Home Depot Data Breach
The Home Depot Data Breach illustrates the dangers of network sniffing, as suspicious activities led to data leaks compromising customer information and exposing the company to significant cyber risks.
This incident highlighted the critical importance of regularly monitoring network traffic for any unusual patterns or unauthorized access attempts. The compromised customer information resulted in potential identity theft and financial loss, posing a serious threat to both customers and the company’s reputation. The cyber risks faced by Home Depot included not only financial implications but also regulatory fines and legal consequences for failing to protect sensitive data. As a result, the breach served as a stark reminder for organizations to strengthen their network security measures, implement robust encryption protocols, and enhance employee training to prevent future cyber threats.
Equifax Data Breach
The Equifax Data Breach highlighted the importance of robust cyber defense mechanisms, effective cyber incident management, and heightened cyber awareness in mitigating the impact of network sniffing incidents and securing sensitive consumer data.
This breach underscored the critical need for organizations to invest in advanced security measures such as encryption protocols, multi-factor authentication, and regular security assessments.
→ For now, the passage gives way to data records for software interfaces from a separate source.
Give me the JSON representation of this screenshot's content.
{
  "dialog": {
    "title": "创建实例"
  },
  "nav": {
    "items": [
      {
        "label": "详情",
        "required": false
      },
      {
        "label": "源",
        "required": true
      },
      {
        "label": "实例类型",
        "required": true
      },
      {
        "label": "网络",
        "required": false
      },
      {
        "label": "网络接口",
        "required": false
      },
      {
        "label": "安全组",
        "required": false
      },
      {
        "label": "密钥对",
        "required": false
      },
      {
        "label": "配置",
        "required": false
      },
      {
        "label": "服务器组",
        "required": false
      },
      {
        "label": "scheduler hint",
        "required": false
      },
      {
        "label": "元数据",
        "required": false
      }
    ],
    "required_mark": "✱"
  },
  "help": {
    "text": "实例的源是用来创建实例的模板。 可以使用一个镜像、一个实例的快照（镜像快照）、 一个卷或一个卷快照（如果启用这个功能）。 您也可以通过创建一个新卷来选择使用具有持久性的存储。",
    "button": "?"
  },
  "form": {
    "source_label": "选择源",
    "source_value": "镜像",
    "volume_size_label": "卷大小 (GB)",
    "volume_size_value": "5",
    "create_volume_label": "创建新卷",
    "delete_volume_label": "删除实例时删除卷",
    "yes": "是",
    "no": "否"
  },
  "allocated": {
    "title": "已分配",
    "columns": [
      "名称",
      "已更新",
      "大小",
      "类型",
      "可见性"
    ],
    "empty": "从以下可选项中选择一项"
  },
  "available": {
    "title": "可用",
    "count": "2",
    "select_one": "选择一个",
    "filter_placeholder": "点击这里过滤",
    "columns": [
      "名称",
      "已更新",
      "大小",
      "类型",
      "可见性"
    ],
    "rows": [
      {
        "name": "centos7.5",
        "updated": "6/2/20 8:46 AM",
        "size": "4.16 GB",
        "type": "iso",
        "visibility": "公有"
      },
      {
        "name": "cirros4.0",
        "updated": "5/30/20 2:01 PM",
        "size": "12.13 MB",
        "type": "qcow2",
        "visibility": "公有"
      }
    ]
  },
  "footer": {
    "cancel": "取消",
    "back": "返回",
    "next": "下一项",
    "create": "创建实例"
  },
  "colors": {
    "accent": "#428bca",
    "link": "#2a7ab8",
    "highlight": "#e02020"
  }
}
Implementing incident response strategies that include rapid detection, containment, and recovery protocols can help minimize the damage caused by cyber attacks.
Fostering a culture of cyber awareness among employees and customers is crucial for spotting potential threats and maintaining consumer trust in the digital age.
Frequently Asked Questions
What Does Network Sniffing Mean? (Cybersecurity definition and example)
Network sniffing refers to the practice of intercepting and analyzing data packets as they are transmitted over a network. This is often done for malicious purposes, such as collecting sensitive information or gaining unauthorized access to a network.
What are the different types of network sniffing?
There are several types of network sniffing techniques, including passive sniffing, active sniffing, and remote sniffing. Passive sniffing involves monitoring network traffic without actively sending any packets, while active sniffing involves sending packets to trigger responses from other devices. Remote sniffing is done from a remote location, usually through the use of malware.
Is network sniffing legal?
In most cases, network sniffing is considered illegal when done without the consent of the network owner or users. However, there are some exceptions, such as when authorized by law enforcement or for security testing purposes with prior consent.
What are some examples of network sniffing attacks?
Examples of network sniffing attacks include man-in-the-middle attacks, where an attacker intercepts and modifies data between two parties, and password sniffing, where an attacker captures login credentials as they are transmitted over a network.
How can I protect my network from sniffing attacks?
To protect your network from sniffing attacks, you can use encryption protocols, such as HTTPS, to secure your data as it is transmitted. You can also use firewalls and network security tools to monitor and block suspicious activity.
Can network sniffing be used for legitimate purposes?
Yes, network sniffing can also be used for legitimate purposes, such as network troubleshooting and performance monitoring. In these cases, it is done with the consent of the network owner and users and is not used to collect sensitive information or gain unauthorized access.